Welcome to the official website for East Baton Rouge Parish. I assumed office as Mayor-President on January 1, 2005 with a goal to build an administration that will be a green light for solutions to traffic, safe neighborhoods, a quality education system and open government. Through the increased use of technology and better management of our resources, I believe Louisiana’s Capital is poised to become America’s next great city.
Baton Rouge is the home of two great universities, a world-class biomedical research facility and a downtown that is coming alive with the opening of two museums, as well as new and creative residential and office developments.
If you are a citizen of East Baton Rouge Parish, we hope our website provides you with the assistance you need to access the information and services your local government provides.
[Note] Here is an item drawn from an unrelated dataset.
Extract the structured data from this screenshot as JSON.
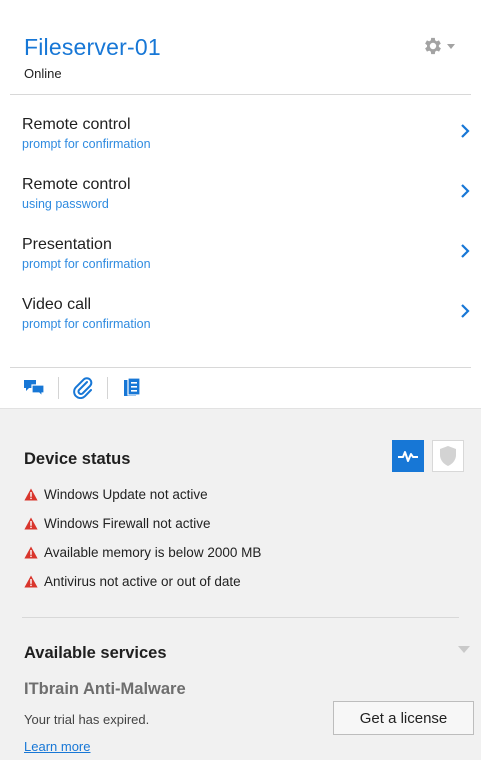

If you are a visitor, we invite you to see
Baton Rouge in person as a tourist or a company considering doing business here. You will find the friendly people of Baton Rouge will welcome you warmly, and our government doors are always open to you.
Please let us hear from you on how we can serve you better.
Melvin L. “Kip” Holden
The Mayor-President is the Chief
Executive Officer of the city and parish. He supervises and directs
the administration of all departments, offices, and agencies of the
government. He keeps the Metropolitan Council informed of the
financial condition of the government, with recommendations for
action; submits the annual budget to the Council; and performs other
duties prescribed by The Plan of Government, ordinances, and
Frequently Asked Questions
Why does the City of Baton Rouge use the title Mayor-President instead of
East Baton Rouge Parish and the City of Baton Rouge have a consolidated form of government. The head of the executive branch serves as both the president of the parish and the mayor
of the city, thus, the title mayor-president.
we use the title "Mayor-President" for our Mayor?
The Mayor of Baton Rouge is called
"Mayor-President" because he or she is Mayor of the City of Baton
Rouge and President of East Baton Rouge Parish. This stems from
1947, when the people of the parish voted to
consolidate the functions of
local government so that the City of Baton Rouge, which was growing
significantly after World War II, and the rural, unincorporated areas of
the East Baton Rouge Parish, could all be served by many local government
Our local government was further
consolidated in 1982 when the citizens voted to join the City and Parish
Councils into one governing body called the Metropolitan Council. This
also meant that 12 Council Members would be elected from single member
What was the purpose of consolidating
the Parish and City Government?
Consolidated government is regarded as
a more efficient way of running a metropolitan area. It has a threefold
objective: to eliminate duplication of governmental services; to increase
governmental efficiency; and to reduce costs. For example, caring for
roadways requires the same type of skilled employees and equipment, no
matter if the roads are in the parish or the city. Therefore, having one
Department of Public Works instead of two is more cost effective.
What is our Mayor-President responsible
The Mayor-President is like the
City Parish's Chief Executive Officer, as he sets the city's agenda,
vision, and manages its day-to-day functions. He appoints most of the
department heads, and supervises and directs the services of those
departments. While he does not set the city's public policy (that is the
job of the Metropolitan Council) the Mayor-President influences policy
through his relationships and his appointees. He also prepares and submits
the annual budget to the Metropolitan Council. As one of only 50 Mayors of state
capital cities, our Mayor represents Baton Rouge throughout Louisiana, the
U.S., and the international community.
How do I invite the Mayor-President to
attend an event?
You may fax a letter to the Mayor's
Office detailing the event (include date, time, location as well as a
contact name & number), to (225) 389-5203. You may also mail your request
to 222 St. Louis Street, 3rd Floor, Baton Rouge, LA
70802. If you fax your request, please include "Request Mayor's Attendance"
in the subject line.